College completion is both an individual investment and a public good. College graduates can count on higher personal income, better benefit packages, and the likelihood of living a longer, happier life. Our society can count on college graduates to be less violent, to be more economically independent, and to be more tolerant, open minded and civically engaged.
In an effort to promote these and other benefits of higher education, the National Commission on Higher Education Attainment has called us to improve graduation rates through serious reforms that will change campus cultures, improve cost-effectiveness, and make better use of data.
But, these reforms imply improved quality. And, quality - even when advanced with an eye toward cost-effectiveness - requires an investment. Unfortunately, just as the need to invest in academic and support services that lead to college graduation has increased, state funding for higher education has decreased.
So, as we move toward quality improvements that enhance degree completion, we also know that we must seek innovative solutions to the higher education funding crises by working across sectors and with legislative and governmental colleagues at the state and national level to increase government-based funding allocations.
As states balance their desire to fund quality higher education with their very real financial limitations, some are moving away from an enrollment-based funding model to a performance-based funding model which rewards institutions that successfully address both the access (enrollment) and completion (graduation) agendas.
Performance-based budgeting is not new. But, the idea has gained heightened attention in the last five years. Today's fiscal environment has forced our elected officials to carefully consider how best to invest their limited funds to advance higher education attainment.
As the National Conference of State Legislatures recently explained, "Typically, colleges receive state funding based on how many full-time equivalent students are enrolled at the beginning of the semester. That model provides incentives for colleges to enroll students--but not necessarily to help them graduate."
So, many states are moving away from the traditional enrollment-based funding model and are considering performance- based funding models that allocate a portion of state resources based on retention and graduation rates.
This shift from 100 percent enrollment-based allocations to an allocation formula that includes some performance-based measures will incentivize public institutions to focus on both college access and completion.

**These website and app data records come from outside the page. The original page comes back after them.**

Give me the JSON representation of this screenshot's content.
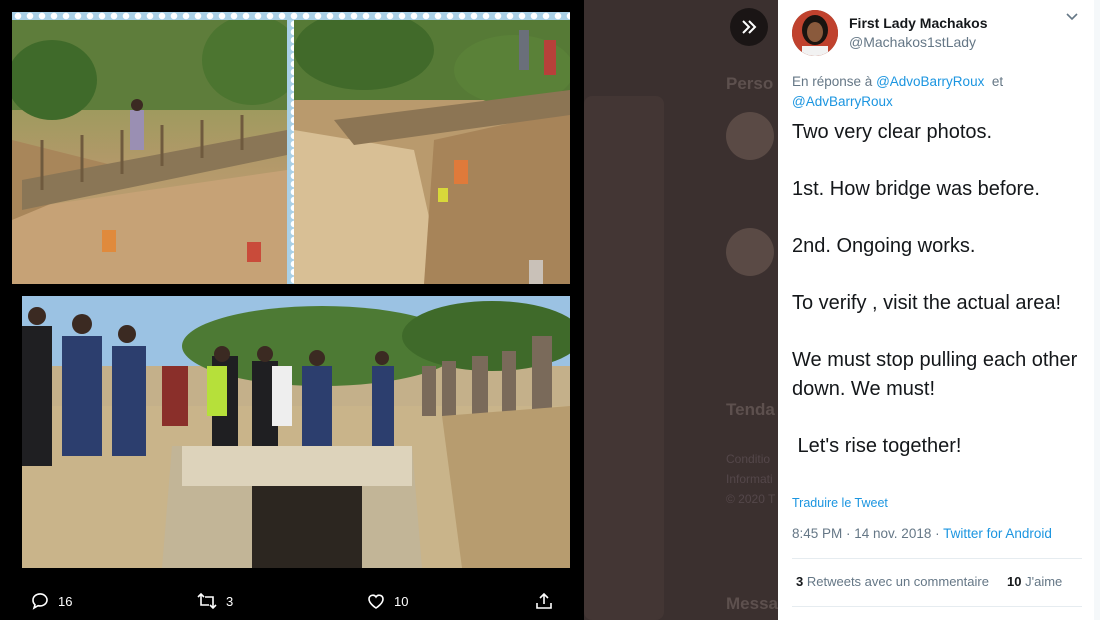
{
  "background_page": {
    "label_people": "Perso",
    "label_trends": "Tenda",
    "label_messages": "Messa",
    "small_1": "Conditio",
    "small_2": "Informati",
    "small_3": "© 2020 T"
  },
  "media_viewer": {
    "expand_icon": "double-chevron-right-icon",
    "actions": {
      "reply_count": "16",
      "retweet_count": "3",
      "like_count": "10"
    }
  },
  "tweet": {
    "author_name": "First Lady Machakos",
    "author_handle": "@Machakos1stLady",
    "reply_prefix": "En réponse à",
    "reply_to_1": "@AdvoBarryRoux",
    "reply_join": "et",
    "reply_to_2": "@AdvBarryRoux",
    "body": [
      "Two very clear photos.",
      "1st. How bridge was before.",
      "2nd. Ongoing works.",
      "To verify , visit the actual area!",
      "We must stop pulling each other down. We must!",
      " Let's rise together!"
    ],
    "translate_label": "Traduire le Tweet",
    "time": "8:45 PM · 14 nov. 2018 ·",
    "source": "Twitter for Android",
    "retweets_count": "3",
    "retweets_label": "Retweets avec un commentaire",
    "likes_count": "10",
    "likes_label": "J'aime"
  }
}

And, there is some evidence -particularly in Pennsylvania - that, if done well, performance-based budgeting can result in increased retention and graduation rates. Over the past 10 years of performance-based budgeting, overall graduation rates in Pennsylvania have increased by about 10 percentage points and retention rates for Hispanic students have increased by 15 percentage points.
Given that student retention and graduation rates are among the most important measures of institutional effectiveness and student success, it is hard to argue against the value of the performance-based funding model that produced this type of quality improvement.
As with all well-intended initiatives, however, the devil is in the details. Fortunately, the Center for American Progress has collected an established set of best practices for performance-based budgeting that states can use as a guide. We can all benefit from the lessons learned from states that already have performance-based funding in place.
As states continue to move in this direction, however, we need to keep at least two important things in mind: (1) Public institutions across and within sectors of higher education have different missions - so a "once size fits all" approach is probably not appropriate and (2) Our ultimate goal is to increase access and attainment of high quality education for all students. So, we must maintain the portion of the funding stream that supports quality